(The problem) The records should be repeated word for word, pictures excluded.

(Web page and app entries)
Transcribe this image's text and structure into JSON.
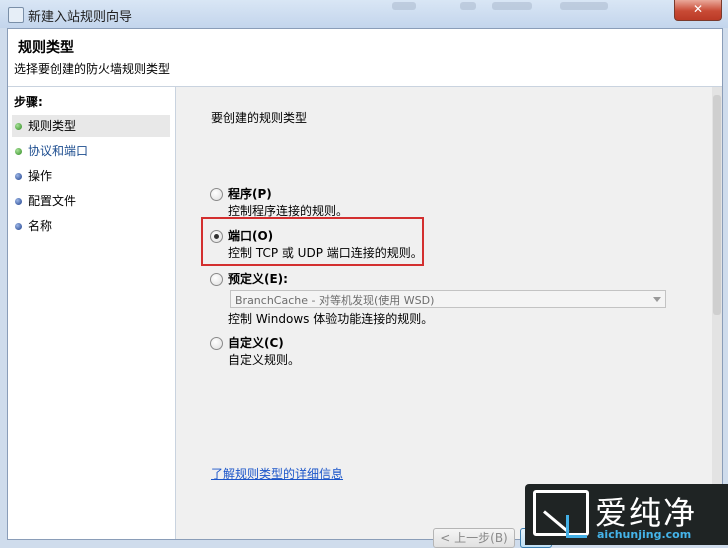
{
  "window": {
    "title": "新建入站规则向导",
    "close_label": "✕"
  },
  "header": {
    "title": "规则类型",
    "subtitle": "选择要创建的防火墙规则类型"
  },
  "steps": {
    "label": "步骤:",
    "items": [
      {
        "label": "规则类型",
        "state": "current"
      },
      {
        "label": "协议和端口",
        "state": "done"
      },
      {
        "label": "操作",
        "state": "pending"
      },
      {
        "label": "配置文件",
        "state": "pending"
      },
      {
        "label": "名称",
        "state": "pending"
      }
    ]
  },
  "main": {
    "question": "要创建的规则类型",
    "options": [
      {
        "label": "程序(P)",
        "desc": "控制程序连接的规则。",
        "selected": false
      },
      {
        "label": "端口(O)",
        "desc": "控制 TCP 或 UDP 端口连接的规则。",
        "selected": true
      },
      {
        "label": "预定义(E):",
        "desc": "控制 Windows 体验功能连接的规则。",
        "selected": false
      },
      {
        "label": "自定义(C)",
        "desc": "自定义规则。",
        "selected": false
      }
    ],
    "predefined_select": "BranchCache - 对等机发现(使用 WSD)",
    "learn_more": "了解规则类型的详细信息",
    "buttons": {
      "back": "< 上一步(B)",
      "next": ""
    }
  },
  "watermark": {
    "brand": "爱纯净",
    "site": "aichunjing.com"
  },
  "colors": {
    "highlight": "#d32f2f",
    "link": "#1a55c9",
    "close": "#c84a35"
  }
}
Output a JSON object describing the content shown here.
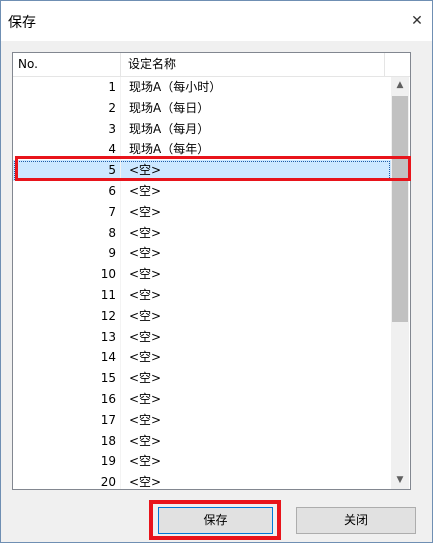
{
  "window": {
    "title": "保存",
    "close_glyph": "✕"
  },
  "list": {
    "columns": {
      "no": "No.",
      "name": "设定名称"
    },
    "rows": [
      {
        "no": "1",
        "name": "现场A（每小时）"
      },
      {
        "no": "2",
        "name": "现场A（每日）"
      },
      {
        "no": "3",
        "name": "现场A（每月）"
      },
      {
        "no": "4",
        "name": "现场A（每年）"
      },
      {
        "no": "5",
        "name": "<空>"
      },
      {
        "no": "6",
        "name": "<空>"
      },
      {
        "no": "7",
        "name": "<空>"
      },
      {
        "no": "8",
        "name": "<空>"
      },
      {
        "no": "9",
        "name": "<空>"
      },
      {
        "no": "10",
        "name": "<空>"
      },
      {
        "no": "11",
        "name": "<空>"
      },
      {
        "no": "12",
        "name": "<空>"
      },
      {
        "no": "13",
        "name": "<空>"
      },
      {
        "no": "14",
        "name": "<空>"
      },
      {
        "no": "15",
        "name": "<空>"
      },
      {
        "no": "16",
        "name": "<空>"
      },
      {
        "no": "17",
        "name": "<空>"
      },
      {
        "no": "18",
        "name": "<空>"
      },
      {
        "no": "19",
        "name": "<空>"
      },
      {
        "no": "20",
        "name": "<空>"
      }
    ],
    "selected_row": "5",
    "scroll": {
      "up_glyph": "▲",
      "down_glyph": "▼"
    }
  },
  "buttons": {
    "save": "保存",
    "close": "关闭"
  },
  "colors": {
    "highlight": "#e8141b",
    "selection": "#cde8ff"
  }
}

(Solution for this exercise)
Transcribe this image's text and structure into JSON.
{
  "window": {
    "title": "新建入站规则向导",
    "close_label": "✕"
  },
  "header": {
    "title": "规则类型",
    "subtitle": "选择要创建的防火墙规则类型"
  },
  "steps": {
    "label": "步骤:",
    "items": [
      {
        "label": "规则类型",
        "state": "current"
      },
      {
        "label": "协议和端口",
        "state": "done"
      },
      {
        "label": "操作",
        "state": "pending"
      },
      {
        "label": "配置文件",
        "state": "pending"
      },
      {
        "label": "名称",
        "state": "pending"
      }
    ]
  },
  "main": {
    "question": "要创建的规则类型",
    "options": [
      {
        "label": "程序(P)",
        "desc": "控制程序连接的规则。",
        "selected": false
      },
      {
        "label": "端口(O)",
        "desc": "控制 TCP 或 UDP 端口连接的规则。",
        "selected": true
      },
      {
        "label": "预定义(E):",
        "desc": "控制 Windows 体验功能连接的规则。",
        "selected": false
      },
      {
        "label": "自定义(C)",
        "desc": "自定义规则。",
        "selected": false
      }
    ],
    "predefined_select": "BranchCache - 对等机发现(使用 WSD)",
    "learn_more": "了解规则类型的详细信息",
    "buttons": {
      "back": "< 上一步(B)",
      "next": ""
    }
  },
  "watermark": {
    "brand": "爱纯净",
    "site": "aichunjing.com"
  },
  "colors": {
    "highlight": "#d32f2f",
    "link": "#1a55c9",
    "close": "#c84a35"
  }
}
Output a JSON object describing the content shown here.
{
  "window": {
    "title": "保存",
    "close_glyph": "✕"
  },
  "list": {
    "columns": {
      "no": "No.",
      "name": "设定名称"
    },
    "rows": [
      {
        "no": "1",
        "name": "现场A（每小时）"
      },
      {
        "no": "2",
        "name": "现场A（每日）"
      },
      {
        "no": "3",
        "name": "现场A（每月）"
      },
      {
        "no": "4",
        "name": "现场A（每年）"
      },
      {
        "no": "5",
        "name": "<空>"
      },
      {
        "no": "6",
        "name": "<空>"
      },
      {
        "no": "7",
        "name": "<空>"
      },
      {
        "no": "8",
        "name": "<空>"
      },
      {
        "no": "9",
        "name": "<空>"
      },
      {
        "no": "10",
        "name": "<空>"
      },
      {
        "no": "11",
        "name": "<空>"
      },
      {
        "no": "12",
        "name": "<空>"
      },
      {
        "no": "13",
        "name": "<空>"
      },
      {
        "no": "14",
        "name": "<空>"
      },
      {
        "no": "15",
        "name": "<空>"
      },
      {
        "no": "16",
        "name": "<空>"
      },
      {
        "no": "17",
        "name": "<空>"
      },
      {
        "no": "18",
        "name": "<空>"
      },
      {
        "no": "19",
        "name": "<空>"
      },
      {
        "no": "20",
        "name": "<空>"
      }
    ],
    "selected_row": "5",
    "scroll": {
      "up_glyph": "▲",
      "down_glyph": "▼"
    }
  },
  "buttons": {
    "save": "保存",
    "close": "关闭"
  },
  "colors": {
    "highlight": "#e8141b",
    "selection": "#cde8ff"
  }
}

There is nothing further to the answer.